When it comes to treating illnesses such as heroin addiction, drug treatment clinics are often the preferred option. At these locations, patients will usually complete a programme of detoxification followed by rehabilitation, which may be on an outpatient or inpatient basis. However, not all people with heroin addiction are treated in this way; some are placed on a methadone programme, which is intended to help with the withdrawal symptoms that are normally experienced by those who stop taking the drug.
The Methadone Programme
Methadone is a synthetic opioid drug, and while it is sometimes used as a painkiller, it is typically used as a treatment for heroin addiction. It gives users a similar experience to heroin, but the effects are less intense.
The methadone programme was designed to help those affected by heroin addiction to come off the drug without the unpleasant side effects. The idea is that the addict will take methadone instead of heroin and will be given a daily dose that should be reduced gradually until he or she can stop taking methadone as well. Unfortunately, many individuals on the methadone programme end up taking this drug for many years, with some simply swapping one addiction for another.
The War on Drugs
Many people are fierce critics of the methadone programme because they believe that it creates a whole new addiction instead of treating the original problem. Some believe that there are better ways to tackle the drug problem in the UK. Durham chief constable Mike Barton is one of them.
A long outspoken critic of the UKs drugs policies, Barton believes that the state should actually prescribe heroin addicts heroin in a bid to help them get better. He thinks that more should be done to help those affected by addiction and that more police time should be spent targeting the dealers.
Barton believes consumption rooms where heroin addicts could come to get their fix should be introduced. Many agree that consumption rooms are one way to tackle the issue of deaths from heroin addiction, as addicts would have a safe place in which to inject and where they could be supervised.
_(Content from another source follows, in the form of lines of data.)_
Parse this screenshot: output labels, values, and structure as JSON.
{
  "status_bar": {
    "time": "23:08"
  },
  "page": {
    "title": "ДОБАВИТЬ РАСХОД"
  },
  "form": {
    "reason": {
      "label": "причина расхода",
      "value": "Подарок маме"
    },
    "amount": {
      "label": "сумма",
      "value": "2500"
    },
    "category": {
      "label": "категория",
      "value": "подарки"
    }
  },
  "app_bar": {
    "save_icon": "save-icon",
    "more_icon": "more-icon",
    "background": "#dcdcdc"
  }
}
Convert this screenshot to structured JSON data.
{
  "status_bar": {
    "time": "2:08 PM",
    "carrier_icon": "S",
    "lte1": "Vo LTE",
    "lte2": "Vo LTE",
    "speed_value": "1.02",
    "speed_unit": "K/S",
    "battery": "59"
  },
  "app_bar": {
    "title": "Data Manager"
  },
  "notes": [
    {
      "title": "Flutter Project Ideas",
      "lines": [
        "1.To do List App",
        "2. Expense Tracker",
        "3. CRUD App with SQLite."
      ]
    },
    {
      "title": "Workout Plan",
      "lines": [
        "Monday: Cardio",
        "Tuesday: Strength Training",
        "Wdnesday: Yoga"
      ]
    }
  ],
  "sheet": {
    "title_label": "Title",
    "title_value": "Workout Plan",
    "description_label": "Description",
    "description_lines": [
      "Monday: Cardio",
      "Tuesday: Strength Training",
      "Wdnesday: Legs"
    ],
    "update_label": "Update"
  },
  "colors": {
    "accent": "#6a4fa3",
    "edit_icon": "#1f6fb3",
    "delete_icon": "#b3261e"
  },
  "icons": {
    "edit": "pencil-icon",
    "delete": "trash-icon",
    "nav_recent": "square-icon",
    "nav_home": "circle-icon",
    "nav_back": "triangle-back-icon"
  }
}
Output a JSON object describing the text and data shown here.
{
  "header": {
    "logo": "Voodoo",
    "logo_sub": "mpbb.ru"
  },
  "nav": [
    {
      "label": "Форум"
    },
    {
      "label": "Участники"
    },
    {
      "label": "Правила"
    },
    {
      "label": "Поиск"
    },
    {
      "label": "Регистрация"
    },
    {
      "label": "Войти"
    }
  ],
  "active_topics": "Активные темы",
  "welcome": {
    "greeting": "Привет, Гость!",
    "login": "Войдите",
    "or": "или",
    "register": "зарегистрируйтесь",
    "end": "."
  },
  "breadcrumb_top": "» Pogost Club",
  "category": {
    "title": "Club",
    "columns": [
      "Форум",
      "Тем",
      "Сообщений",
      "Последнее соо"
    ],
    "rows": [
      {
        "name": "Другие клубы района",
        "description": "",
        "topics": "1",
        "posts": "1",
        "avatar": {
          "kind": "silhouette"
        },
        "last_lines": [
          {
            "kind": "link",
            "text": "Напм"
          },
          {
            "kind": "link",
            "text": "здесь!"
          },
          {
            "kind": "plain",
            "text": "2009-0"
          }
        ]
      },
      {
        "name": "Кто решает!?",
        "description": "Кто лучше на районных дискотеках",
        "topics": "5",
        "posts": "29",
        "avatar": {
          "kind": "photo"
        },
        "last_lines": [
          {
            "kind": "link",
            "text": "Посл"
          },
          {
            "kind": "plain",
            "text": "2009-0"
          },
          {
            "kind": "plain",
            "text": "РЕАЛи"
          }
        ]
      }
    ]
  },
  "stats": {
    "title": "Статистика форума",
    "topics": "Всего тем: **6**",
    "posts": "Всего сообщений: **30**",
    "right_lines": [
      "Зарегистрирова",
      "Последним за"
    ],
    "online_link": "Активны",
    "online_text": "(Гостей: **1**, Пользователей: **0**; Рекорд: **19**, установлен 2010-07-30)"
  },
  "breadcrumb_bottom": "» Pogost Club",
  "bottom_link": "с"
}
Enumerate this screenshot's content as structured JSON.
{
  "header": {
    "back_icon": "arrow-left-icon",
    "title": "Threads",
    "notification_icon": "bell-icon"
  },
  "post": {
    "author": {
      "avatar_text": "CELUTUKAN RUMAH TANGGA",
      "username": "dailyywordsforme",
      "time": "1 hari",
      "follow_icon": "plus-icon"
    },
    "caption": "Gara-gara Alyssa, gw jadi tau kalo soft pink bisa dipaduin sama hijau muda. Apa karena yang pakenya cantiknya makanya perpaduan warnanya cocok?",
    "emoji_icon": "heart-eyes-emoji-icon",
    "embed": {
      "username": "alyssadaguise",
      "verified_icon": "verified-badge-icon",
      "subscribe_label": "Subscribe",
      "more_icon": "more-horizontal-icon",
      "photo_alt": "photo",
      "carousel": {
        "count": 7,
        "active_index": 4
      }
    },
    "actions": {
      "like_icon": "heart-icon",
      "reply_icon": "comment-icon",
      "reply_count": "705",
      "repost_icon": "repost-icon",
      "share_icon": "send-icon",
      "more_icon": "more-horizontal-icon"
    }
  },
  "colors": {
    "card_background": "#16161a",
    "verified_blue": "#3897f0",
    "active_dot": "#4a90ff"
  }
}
Barton said, Momentum does appear to be gathering to treat addiction as a health issue. Ive called for a controlled environment not a free-for-all. And people who encourage others to take drugs by selling them are criminals. Their actions should be tackled and they should be put out of business.
He said he is aware that his comments are often viewed as controversial, but stated that this is not his intention. He added, If you unpick what I say about drugs, it is not that controversial. More often than not I am quoting from the medical journal the Lancet.
Barton is not of the opinion that heroin should be legalised, however. He said that his view is that those who already have a heroin addiction and who reach out for help should be provided with heroin rather than methadone because it is a more effective treatment. He went on to say, The Lancet has shown giving them heroin is quicker when they want to kick the habit. Who wouldnt want that?
However, David Raynes from the National Drugs Prevention Alliance pointed out that previous attempts at prescribing heroin to addicts in the 1960s failed because a lot of the drugs ended up being sold on the black market. He said, You are committing to a lifetime of helping them with addiction instead of getting them off it.
There are many options when it comes to treating addiction. Drug treatment clinics operate in towns and cities across the UK, and there are many free services available too. Charities, local support groups and the NHS offer treatment programmes for those affected by addiction, as do a number of private clinics.
If you or a loved one is struggling with addiction, you can contact us here at UK Rehab for help and advice on a variety of addictions. We have a team of fully qualified staff ready to take your call, including some members who have first-hand experience of addiction and overcoming it.
We can put you in touch with a suitable provider based on your needs and circumstances; we will also take your budget into account to ensure that you are completely comfortable with your choice.
Our service is free and includes a full assessment of your situation, where we will ask questions about your illness, circumstances, personal health and finances. This will give us, and you, a clearer picture of your situation and will make the decision regarding treatment easier.
We work with many organisations around the UK and will be able to find a provider that will suit your needs. So whether you prefer the idea of residential drugs treatment clinics or an outpatient programme provided by a local charity, we can help by providing you with relevant information and a referral.
Helping a Loved One
UK Rehab works with those directly affected by addiction, but we also work closely with family members, particularly if the addicted individual is finding it difficult to recognise the problem. If you are struggling to get a loved one to accept that addiction is causing negative consequences to his or her life, contact us and we can provide support and assistance. We can help when it comes to arranging an intervention, or we can put you in touch with a professional interventionist if you would prefer to let someone else handle this situation.
For more information on how UK Rehab can help, call our helpline today.